Not many people here in Illinois and elsewhere take the time to create an estate plan, so if you have, you are well ahead of them. However, if you simply put your documents in a secure place and never look at them again, you are doing yourself, and your loved ones, a disservice.
More than likely, your life has changed since you completed your estate plan. The question is whether any of those changes require you to make modifications, changes or adjustments to your plan.
What types of events would necessitate a review?
Even though you should take a look at your estate plan periodically just to make sure it’s still relevant, some events necessitate a review whenever they occur:
- Has a new child or grandchild come into your life? If so, you may want to make provisions for him or her in your estate plan.
- Have you gotten a divorce? Even though the law may automatically nullify any bequests to your former spouse, you may want to change your documents anyway in order to avoid any potential conflicts in the future.
- Have you remarried or lost a spouse? More than likely, you will want to make changes to reflect your new marital status, including removing your deceased spouse and making other arrangements.
- Have you moved to Illinois since you created your estate plan? If so, you may need to make changes since the laws of each state can differ.
- Are the executor and/or trustee you chose still appropriate and up to the task? If the choices you made before no longer make sense, you can change them.
- Have you bought or sold assets such as a home since you originally created your estate plan? If so, you may need to make changes to reflect your current financial status.
Your estate planning documents are not the only ones you need to review, however. If you have retirement accounts, life insurance policies or other assets that pass to someone through a beneficiary designation or other operation of law, don’t forget to review those as well.
What should you do if you need changes to your estate plan?
Making changes to an estate plan needs to be done properly in order to avoid any confusion when the documents are needed.
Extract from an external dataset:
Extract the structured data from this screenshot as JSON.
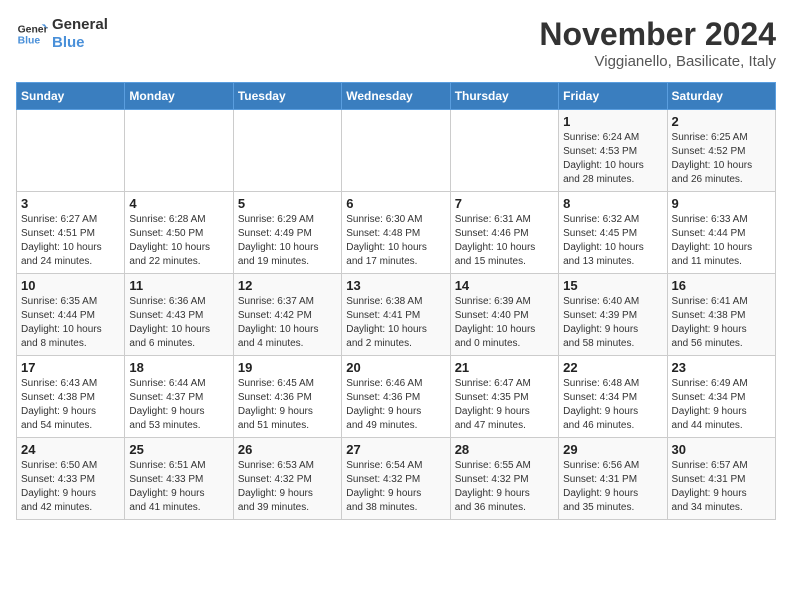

For example, if you endeavor to change your will without following current estate laws, your surviving family members could end up with conflicting documents. This could easily result in litigation that should not have happened.
Instead, you would probably fare better by discussing your needed changes with an experienced attorney who can help you make the changes you want while making sure your new documentation remains valid.